Co-Editor (with Fabrizio Speziale), Perso-Indica: A Critical Survey of Persian Works on Indian Learned Traditions (4 vols., forthcoming from E. J. Brill, 2020-25). Author of online publishing articles: “‘Ayn al-Ḥayāt,” “‘Ayn al-Ḥayāt (Ahmadnagar Recension),” “Baḥr al-Ḥayāt,”  “Bayān al-Adyān,”  “Ḥawż al-Ḥayāt,” “Kāmarūpančāšikā,”  “Mabda’-i Jahān,”  “Risāla-yi Wujūdiyya”; with Soraya Khodamoradi: “Risāla-yi Šaṭṭāriyya,”  “Rušd-Nāma.”  

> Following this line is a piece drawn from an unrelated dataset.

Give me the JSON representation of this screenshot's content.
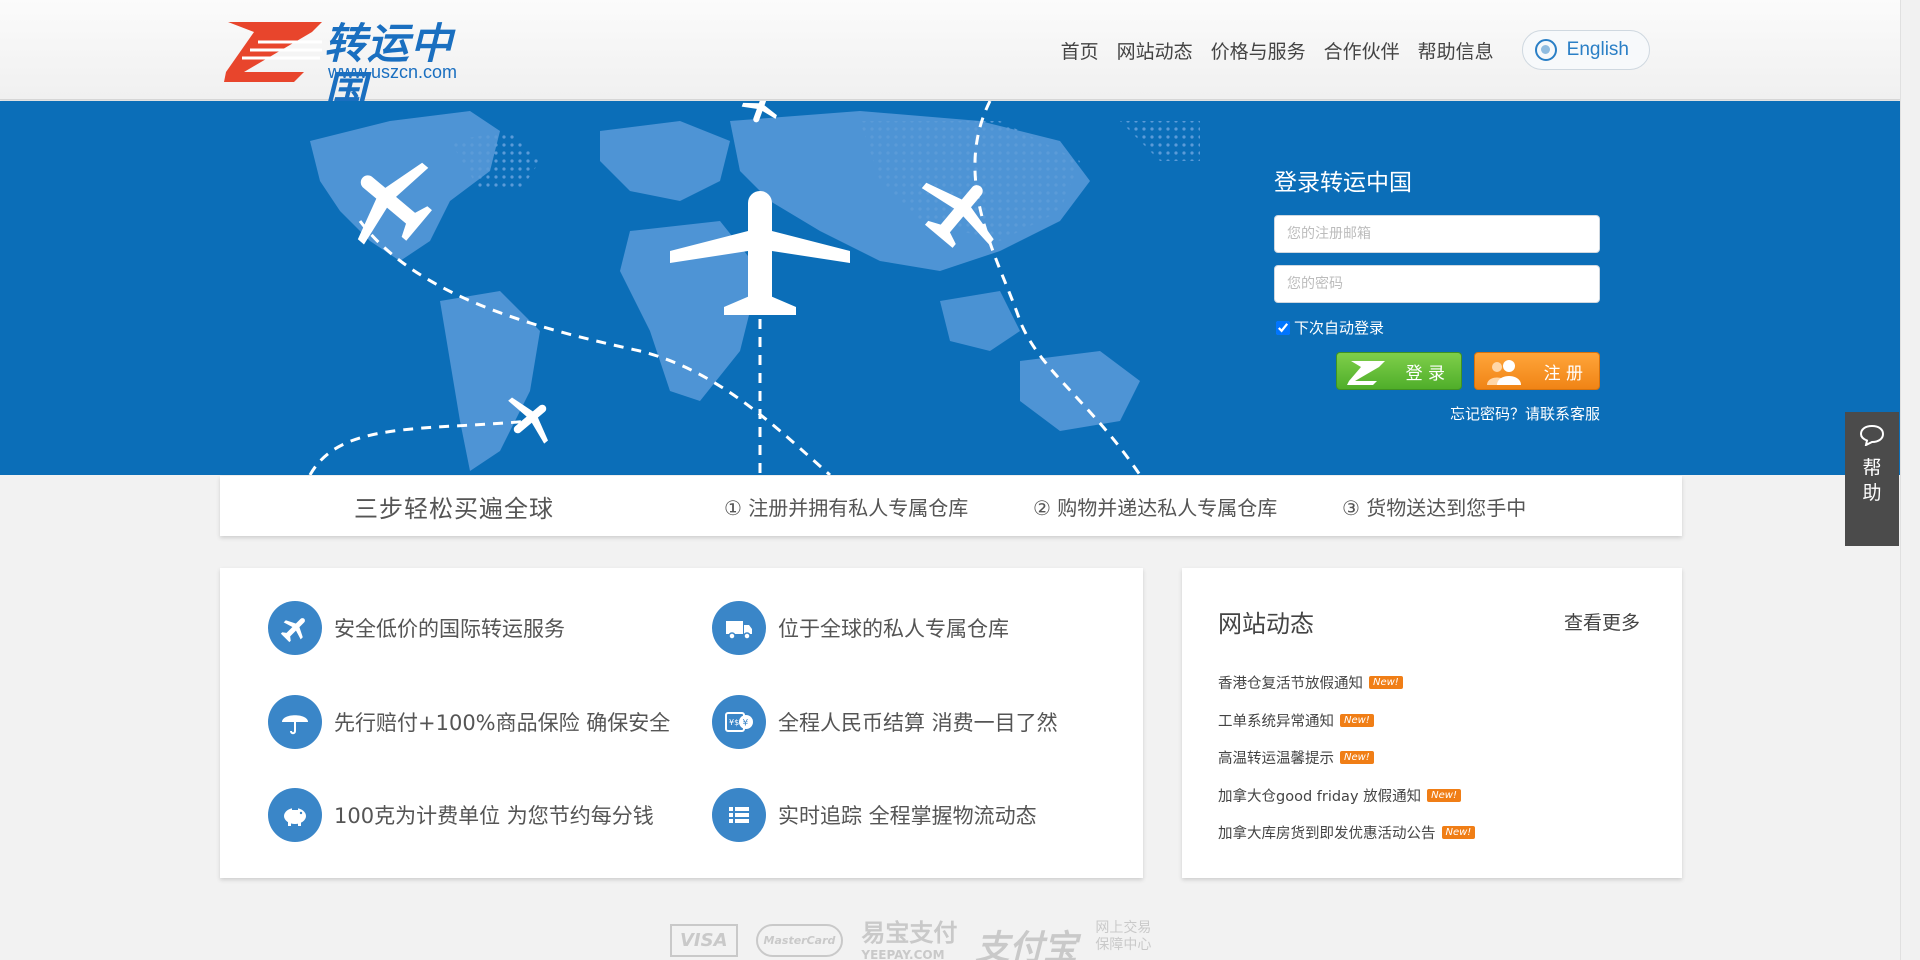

“Persianate Islamic Studies in American Universities.” In Iranian Studies in America: Looking Back, Looking Ahead, ed. Franklin Lewis and Erica Ehrenberg (American Institute of Iranian Studies/Eisenbruns, 2019).  

“The Dabistān and Orientalist Views of Sufism.” In Sufism East and West: Mystical Islam and Cross-Cultural Exchange in the Modern World, edited by Jamal Malik and Saeed Zarrabi-Zadeh, Studies on Sufism, 2 (Leiden: Brill, 2019), pp. 33–52.

“Proto-Orientalist Concepts of Sufism.” In Islamic Studies and the Study of Sufism in Academia: Rethinking Methodologies, Kyoto Kenan Rifai Sufi Studies, 3 (Kyoto: Kenan Rifai Center for Sufi Studies, Kyoto University, 2019), pp. 23–38.

“Wakened by the Dove’s Trill: Structure and Meaning in the Arabic Preface of Rumi’s Mathnawi, Book IV.” In The Philosophy of Ecstasy: Rumi and the Sufi Tradition, ed. Leonard Lewisohn (London: World Wisdom, 2014).

“‘A Little Indicates Much’: Structure and Meaning in the Prefaces of Rumi’s Mathnawi (Books I-III).” Mawlana Rumi Review V (2014), pp. 14-25.

“Disentangling the Persian Translations of Sanskrit Works on Yoga.” In L’espace Du Sens: Approches de La Philologie Indienne, edited by Silvia d’Intino and Sheldon Pollock, Publications de l’Institut de Civilisation Indienne, 84 (Paris: Collège de France. 2018), pp. 411–30.

“A Persian Philosophical Defense of Vedanta.” In Voices of Three Generations: Essays in Honor of Seyyed Hossein Nasr, ed. Mohammad H. Faghfoory and Katherine O’Brien (Chicago: Kazi Publications, 2019).

“Tabaqat-i adyan-i Hind dar `ahd-i inglisiyan-i Hind (Anglo-Persian Taxonomies of Indian Religions) [in Persian].” Iran Namag 1/3 (Fall 2016), pp. 82-103.

“Muslim Interpreters of Yoga.” In Yoga: The Art of Transformation, ed. Debra Diamond (Smithsonian Books, 2013), pp. 59-68.

“Indian Lovers in Arabic and Persian Guise: Azad Bilgrami’s Depiction of nayikas.” The Journal of Hindu Studies (2013), pp. 1-15.

“Islamic Studies in U.S. Universities,” co-author with Charles Kurzman. Review of Middle East Studies 46/1 (Summer 2012), pp. 24-46.

“The Limits of Universalism in Islamic Thought: The Case of Indian Religions.” Muslim World 101 (January 2011), pp. 1-19.

“‘The West and Islam?’ Rethinking Orientalism and Occidentalism.” Ishraq: Islamic Philosophy Yearbook (Moscow/Tehran), vol. 1 (2010), pp. 23-34.

“Sufism, Islam, and Globalization in the Contemporary World: Methodological Reflections on a Changing Field of Study.” In Memoriam: The 4th Victor Danner Memorial Lecture. Bloomington, IN: Department of Near Eastern Languages, 2009.

“Situating Sufism and Yoga.” Journal of the Royal Asiatic Society, Series 3, 15:1 (2005), pp. 15-43.